Segment Start: DATA FOR ANALYSIS

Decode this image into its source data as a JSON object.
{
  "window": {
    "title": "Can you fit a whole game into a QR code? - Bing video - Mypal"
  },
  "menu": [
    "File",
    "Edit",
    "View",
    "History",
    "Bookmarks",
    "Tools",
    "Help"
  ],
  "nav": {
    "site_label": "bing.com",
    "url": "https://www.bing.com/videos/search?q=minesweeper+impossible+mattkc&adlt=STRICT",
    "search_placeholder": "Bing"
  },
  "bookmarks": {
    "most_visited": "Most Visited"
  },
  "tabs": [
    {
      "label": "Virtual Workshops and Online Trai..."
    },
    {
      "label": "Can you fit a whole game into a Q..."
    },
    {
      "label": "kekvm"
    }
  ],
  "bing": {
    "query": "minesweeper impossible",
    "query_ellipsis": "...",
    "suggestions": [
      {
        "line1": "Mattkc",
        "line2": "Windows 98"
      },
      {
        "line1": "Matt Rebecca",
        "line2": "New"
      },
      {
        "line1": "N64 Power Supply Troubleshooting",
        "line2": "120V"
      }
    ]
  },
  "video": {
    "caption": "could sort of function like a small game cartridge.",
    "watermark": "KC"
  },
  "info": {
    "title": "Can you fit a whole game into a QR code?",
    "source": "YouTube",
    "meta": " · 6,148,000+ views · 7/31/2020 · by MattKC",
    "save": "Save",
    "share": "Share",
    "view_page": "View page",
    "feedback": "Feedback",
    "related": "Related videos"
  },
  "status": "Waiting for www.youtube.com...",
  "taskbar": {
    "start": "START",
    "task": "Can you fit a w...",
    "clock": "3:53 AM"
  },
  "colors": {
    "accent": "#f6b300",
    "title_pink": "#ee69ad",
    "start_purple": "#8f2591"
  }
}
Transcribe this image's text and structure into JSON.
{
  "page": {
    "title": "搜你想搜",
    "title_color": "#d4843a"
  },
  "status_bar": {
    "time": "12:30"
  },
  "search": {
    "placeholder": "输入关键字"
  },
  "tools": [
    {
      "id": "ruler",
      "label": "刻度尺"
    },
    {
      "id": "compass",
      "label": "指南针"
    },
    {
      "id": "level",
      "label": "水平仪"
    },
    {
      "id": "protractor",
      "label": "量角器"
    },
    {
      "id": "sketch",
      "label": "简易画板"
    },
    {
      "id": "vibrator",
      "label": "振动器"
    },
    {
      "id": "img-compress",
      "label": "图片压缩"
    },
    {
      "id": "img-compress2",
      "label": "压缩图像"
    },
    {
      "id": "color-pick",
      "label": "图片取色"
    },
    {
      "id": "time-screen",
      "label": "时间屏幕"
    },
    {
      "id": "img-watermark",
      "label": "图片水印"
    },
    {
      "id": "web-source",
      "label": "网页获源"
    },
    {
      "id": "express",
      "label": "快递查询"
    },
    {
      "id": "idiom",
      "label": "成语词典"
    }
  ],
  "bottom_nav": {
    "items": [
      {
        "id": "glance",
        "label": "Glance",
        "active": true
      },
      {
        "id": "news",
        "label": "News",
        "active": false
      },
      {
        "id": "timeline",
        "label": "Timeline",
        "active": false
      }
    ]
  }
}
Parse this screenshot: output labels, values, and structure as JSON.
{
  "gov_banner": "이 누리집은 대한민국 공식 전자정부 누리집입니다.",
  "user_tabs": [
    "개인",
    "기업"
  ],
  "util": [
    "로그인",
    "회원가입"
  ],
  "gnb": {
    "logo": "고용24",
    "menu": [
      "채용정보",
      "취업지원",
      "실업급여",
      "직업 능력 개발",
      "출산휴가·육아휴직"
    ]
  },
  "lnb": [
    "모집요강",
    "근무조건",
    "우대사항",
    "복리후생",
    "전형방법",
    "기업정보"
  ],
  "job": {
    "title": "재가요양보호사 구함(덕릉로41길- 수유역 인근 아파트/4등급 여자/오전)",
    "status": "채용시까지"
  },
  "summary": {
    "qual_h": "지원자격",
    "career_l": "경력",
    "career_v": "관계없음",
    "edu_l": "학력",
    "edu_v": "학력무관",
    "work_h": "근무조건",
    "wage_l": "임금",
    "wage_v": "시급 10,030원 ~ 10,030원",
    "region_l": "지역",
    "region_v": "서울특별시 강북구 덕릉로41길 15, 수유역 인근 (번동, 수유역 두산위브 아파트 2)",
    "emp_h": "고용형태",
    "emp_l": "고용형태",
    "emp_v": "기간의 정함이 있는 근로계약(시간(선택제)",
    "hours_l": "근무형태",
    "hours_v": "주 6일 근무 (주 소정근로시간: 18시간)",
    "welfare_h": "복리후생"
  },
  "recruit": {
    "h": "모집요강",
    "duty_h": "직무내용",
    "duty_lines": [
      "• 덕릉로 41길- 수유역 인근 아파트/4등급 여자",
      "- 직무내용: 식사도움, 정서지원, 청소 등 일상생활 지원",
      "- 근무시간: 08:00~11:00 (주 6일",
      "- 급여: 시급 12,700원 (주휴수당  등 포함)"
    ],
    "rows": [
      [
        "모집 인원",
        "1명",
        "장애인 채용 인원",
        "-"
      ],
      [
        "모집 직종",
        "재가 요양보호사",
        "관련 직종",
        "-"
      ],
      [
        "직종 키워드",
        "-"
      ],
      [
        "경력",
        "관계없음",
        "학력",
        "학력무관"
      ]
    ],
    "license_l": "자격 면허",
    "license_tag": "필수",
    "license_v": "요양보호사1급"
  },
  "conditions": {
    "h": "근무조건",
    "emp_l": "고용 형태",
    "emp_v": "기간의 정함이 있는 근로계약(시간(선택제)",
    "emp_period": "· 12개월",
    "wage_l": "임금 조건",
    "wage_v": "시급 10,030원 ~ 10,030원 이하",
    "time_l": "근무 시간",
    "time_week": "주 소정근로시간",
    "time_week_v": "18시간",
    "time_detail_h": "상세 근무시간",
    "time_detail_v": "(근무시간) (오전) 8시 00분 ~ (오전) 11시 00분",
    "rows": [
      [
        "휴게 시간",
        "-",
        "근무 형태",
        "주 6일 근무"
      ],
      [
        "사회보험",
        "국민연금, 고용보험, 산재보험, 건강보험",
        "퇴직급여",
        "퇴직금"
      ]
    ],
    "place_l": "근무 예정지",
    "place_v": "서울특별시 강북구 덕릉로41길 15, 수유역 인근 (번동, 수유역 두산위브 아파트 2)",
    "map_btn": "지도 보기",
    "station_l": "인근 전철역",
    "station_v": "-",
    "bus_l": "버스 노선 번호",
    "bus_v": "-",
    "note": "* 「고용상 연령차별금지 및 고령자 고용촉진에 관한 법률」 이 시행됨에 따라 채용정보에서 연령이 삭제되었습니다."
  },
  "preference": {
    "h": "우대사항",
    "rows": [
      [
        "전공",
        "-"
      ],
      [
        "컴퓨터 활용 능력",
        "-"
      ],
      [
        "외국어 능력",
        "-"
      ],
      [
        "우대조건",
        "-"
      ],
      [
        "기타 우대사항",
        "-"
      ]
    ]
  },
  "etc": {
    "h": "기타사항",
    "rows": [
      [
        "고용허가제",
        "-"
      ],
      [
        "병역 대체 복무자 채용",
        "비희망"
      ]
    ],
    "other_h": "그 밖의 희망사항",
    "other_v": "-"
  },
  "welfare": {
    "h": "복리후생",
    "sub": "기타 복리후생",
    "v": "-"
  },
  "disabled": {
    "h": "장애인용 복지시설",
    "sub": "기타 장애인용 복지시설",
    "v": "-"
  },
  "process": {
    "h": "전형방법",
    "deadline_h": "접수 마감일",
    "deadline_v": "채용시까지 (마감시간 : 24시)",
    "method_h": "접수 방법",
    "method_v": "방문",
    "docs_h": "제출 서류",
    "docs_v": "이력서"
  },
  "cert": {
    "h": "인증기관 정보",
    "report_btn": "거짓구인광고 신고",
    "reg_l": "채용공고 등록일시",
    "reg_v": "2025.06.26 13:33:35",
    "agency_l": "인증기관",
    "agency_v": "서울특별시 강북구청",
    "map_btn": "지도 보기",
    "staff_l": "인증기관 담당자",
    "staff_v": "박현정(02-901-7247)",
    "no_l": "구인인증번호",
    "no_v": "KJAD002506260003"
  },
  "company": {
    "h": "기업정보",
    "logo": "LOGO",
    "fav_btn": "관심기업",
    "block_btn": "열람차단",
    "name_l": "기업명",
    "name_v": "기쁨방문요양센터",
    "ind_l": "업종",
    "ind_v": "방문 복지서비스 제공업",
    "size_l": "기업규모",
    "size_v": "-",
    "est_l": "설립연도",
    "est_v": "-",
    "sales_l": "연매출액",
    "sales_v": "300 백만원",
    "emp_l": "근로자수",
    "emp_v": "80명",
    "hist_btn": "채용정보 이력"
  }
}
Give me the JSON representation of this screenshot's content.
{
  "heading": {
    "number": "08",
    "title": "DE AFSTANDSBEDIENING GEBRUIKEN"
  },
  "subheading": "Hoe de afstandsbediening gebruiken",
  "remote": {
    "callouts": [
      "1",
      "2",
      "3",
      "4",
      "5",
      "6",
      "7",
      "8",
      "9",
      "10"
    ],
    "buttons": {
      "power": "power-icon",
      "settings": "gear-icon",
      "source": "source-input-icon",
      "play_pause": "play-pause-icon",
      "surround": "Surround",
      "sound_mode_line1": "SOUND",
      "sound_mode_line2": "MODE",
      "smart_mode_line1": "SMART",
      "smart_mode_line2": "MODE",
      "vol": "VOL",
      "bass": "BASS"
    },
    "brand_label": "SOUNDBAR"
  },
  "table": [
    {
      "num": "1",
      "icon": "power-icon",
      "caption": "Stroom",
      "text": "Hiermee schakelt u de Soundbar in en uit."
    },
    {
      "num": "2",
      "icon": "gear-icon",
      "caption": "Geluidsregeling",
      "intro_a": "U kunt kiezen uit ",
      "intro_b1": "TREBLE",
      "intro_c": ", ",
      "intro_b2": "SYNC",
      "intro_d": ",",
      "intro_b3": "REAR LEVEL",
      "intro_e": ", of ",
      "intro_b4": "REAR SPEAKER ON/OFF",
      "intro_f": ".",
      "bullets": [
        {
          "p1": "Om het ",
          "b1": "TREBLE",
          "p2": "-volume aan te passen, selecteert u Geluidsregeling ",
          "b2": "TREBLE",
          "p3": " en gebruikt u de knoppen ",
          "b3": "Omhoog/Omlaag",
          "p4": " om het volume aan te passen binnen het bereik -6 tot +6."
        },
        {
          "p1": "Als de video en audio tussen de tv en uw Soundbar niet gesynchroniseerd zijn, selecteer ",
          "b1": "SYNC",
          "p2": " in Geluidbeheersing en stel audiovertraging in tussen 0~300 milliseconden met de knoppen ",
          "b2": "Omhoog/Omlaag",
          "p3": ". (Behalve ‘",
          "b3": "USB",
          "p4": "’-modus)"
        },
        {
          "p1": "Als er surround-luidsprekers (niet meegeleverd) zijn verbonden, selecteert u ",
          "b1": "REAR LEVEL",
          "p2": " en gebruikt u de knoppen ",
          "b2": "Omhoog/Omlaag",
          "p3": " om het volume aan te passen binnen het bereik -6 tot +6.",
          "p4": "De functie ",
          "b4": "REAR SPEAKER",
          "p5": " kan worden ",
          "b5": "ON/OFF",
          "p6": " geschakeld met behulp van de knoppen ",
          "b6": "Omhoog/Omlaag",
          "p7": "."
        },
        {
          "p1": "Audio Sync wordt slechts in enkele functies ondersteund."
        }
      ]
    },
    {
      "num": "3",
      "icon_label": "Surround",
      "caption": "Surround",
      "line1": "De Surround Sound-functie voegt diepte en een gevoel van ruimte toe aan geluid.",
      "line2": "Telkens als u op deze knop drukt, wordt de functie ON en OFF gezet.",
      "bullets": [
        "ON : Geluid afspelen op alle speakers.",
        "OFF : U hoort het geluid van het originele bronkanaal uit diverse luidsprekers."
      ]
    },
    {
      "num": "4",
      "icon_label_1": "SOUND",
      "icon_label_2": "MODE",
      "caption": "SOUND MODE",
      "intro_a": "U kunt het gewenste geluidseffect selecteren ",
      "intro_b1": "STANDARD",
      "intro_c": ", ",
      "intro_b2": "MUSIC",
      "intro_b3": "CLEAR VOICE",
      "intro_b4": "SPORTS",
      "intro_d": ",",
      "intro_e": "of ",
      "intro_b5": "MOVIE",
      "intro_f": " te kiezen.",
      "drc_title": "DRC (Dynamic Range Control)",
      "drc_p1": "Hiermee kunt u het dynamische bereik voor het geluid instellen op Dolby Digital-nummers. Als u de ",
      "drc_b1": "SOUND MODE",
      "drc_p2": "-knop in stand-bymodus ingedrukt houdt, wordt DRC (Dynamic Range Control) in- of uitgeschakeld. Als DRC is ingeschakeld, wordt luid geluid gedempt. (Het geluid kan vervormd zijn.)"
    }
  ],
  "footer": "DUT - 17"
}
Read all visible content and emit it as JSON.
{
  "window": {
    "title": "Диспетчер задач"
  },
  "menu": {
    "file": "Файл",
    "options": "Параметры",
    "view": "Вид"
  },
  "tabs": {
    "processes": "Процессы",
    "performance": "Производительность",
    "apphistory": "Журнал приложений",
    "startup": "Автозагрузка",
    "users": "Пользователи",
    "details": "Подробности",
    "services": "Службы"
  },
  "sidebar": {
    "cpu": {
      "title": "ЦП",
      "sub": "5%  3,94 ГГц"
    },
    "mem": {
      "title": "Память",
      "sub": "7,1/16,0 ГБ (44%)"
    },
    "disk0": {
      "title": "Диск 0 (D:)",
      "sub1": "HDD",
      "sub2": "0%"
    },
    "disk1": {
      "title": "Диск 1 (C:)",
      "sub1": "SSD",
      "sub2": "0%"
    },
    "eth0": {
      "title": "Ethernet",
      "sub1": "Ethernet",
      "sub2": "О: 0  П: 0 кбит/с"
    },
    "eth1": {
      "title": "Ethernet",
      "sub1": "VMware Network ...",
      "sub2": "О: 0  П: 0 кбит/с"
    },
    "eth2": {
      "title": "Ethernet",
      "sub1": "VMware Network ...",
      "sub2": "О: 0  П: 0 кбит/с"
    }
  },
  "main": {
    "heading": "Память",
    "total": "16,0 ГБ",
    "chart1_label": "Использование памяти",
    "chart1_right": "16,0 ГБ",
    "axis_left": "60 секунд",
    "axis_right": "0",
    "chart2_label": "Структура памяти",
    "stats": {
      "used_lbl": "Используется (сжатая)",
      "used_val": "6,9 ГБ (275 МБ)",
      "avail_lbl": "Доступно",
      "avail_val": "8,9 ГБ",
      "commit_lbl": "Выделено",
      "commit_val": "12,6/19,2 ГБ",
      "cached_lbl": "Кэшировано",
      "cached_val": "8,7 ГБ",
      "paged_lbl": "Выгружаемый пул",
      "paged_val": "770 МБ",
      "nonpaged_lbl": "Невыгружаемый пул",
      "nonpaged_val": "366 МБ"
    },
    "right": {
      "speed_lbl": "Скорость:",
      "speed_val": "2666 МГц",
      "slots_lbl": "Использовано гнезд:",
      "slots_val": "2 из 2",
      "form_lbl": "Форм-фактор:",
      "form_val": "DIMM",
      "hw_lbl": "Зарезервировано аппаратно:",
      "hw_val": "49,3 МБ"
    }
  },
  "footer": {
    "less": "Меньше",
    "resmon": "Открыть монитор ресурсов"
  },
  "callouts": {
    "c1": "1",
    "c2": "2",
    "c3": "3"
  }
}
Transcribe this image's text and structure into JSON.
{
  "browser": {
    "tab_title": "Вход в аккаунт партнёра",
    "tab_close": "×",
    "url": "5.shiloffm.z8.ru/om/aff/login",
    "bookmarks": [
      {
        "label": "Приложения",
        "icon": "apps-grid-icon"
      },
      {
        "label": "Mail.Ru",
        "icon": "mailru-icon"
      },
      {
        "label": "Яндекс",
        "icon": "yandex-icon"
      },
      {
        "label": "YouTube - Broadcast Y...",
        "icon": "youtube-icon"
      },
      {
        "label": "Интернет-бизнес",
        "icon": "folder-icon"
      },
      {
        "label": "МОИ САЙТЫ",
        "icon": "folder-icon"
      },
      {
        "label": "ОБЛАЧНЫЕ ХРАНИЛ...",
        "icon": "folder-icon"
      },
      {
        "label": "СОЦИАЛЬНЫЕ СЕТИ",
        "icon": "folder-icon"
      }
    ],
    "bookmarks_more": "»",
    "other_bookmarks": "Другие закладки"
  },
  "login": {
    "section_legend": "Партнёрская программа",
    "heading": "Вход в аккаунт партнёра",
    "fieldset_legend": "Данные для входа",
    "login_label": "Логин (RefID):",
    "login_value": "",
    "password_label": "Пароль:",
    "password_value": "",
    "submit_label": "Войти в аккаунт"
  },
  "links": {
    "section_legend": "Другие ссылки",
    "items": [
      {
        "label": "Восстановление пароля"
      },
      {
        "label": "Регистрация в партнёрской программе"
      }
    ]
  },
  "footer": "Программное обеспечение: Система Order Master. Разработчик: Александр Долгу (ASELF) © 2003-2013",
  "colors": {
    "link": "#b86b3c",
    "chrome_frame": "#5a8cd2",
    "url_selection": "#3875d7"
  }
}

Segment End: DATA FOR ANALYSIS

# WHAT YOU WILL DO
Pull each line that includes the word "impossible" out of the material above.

# TASK RESPONSE
    "url": "https://www.bing.com/videos/search?q=minesweeper+impossible+mattkc&adlt=STRICT",
    "query": "minesweeper impossible",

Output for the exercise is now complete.